To “preach the Word” is to apply the Bible to every issue in life, and we intend to do so as long as God enables.
As for older women, they are to set the spiritual and moral standard for the younger women, and the younger women are to train their daughters. The best time to learn to dress modestly is in childhood.
Sharing Policy: Much of our material is available for free, such as the hundreds of articles at the Way of Life web site. Other items we sell to help fund our expensive literature and foreign church planting ministries. Way of Life's content falls into two categories: sharable and non-sharable. Things that we encourage you to share include the audio sermons, O Timothy magazine, FBIS articles, and the free eVideos and free eBooks. You are welcome to make copies of these at your own expense and share them with friends and family. You may also post parts of reports and/or entire reports to websites, blogs, etc as long as you give proper credit (citation). A link to the original report is very much appreciated as the reports are frequently updated and/or expanded. Things we do not want copied and distributed are "Store" items like the Fundamental Baptist Digital Library, print editions of our books, electronic editions of the books that we sell, the videos that we sell, etc. The items have taken years to produce at enormous expense in time and money, and we use the income from sales to help fund the ministry. We trust that your Christian honesty will preserve the integrity of this policy. "For the scripture saith, Thou shalt not muzzle the ox that treadeth out the corn. And, The labourer is worthy of his reward" (1 Timothy 5:18). Questions? firstname.lastname@example.org
Goal:Distributed by Way of Life Literature Inc., the Fundamental Baptist Information Service is an e-mail posting for Bible-believing Christians.
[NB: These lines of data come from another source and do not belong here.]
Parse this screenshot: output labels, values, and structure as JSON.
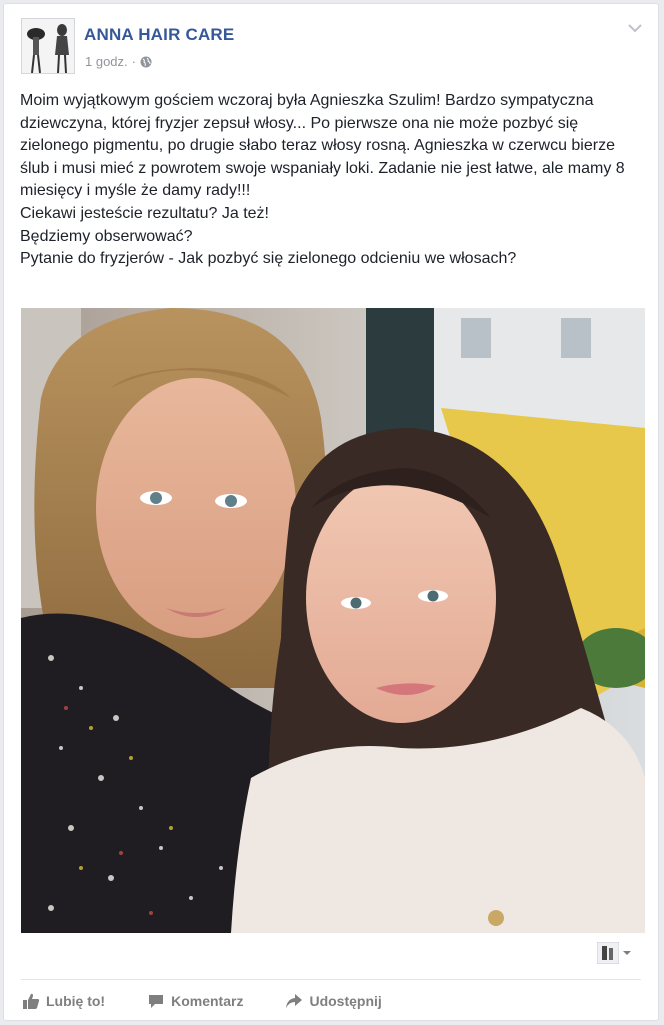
{
  "post": {
    "page_name": "ANNA HAIR CARE",
    "time": "1 godz.",
    "separator": "·",
    "text": "Moim wyjątkowym gościem wczoraj była Agnieszka Szulim! Bardzo sympatyczna dziewczyna, której fryzjer zepsuł włosy... Po pierwsze ona nie może pozbyć się zielonego pigmentu, po drugie słabo teraz włosy rosną. Agnieszka w czerwcu bierze ślub i musi mieć z powrotem swoje wspaniały loki. Zadanie nie jest łatwe, ale mamy 8 miesięcy i myśle że damy rady!!!\nCiekawi jesteście rezultatu? Ja też!\nBędziemy obserwować?\nPytanie do fryzjerów - Jak pozbyć się zielonego odcieniu we włosach?"
  },
  "actions": {
    "like": "Lubię to!",
    "comment": "Komentarz",
    "share": "Udostępnij"
  },
  "icons": {
    "privacy": "globe-icon",
    "options": "chevron-down-icon",
    "like": "thumbs-up-icon",
    "comment": "speech-bubble-icon",
    "share": "share-arrow-icon",
    "reaction": "page-avatar-dropdown-icon"
  },
  "colors": {
    "link": "#365899",
    "text": "#1d2129",
    "meta": "#90949c",
    "action": "#7f7f7f"
  }
}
Established in 1974, Way of Life Literature is a fundamental Baptist preaching and publishing ministry based in Bethel Baptist Church, London, Ontario, of which Wilbert Unger is the founding Pastor. Brother Cloud lives in South Asia where he has been a church planting missionary since 1979. Our primary goal with the FBIS is to provide material to assist preachers in the edification and protection of the churches.
Offering: Offerings are welcome if you care to make one. If you have been helped and/or blessed by our material offerings can be mailed or made online with with Visa, Mastercard, Discover, or Paypal. For information see: www.wayoflife.org/about/makeanoffering.html.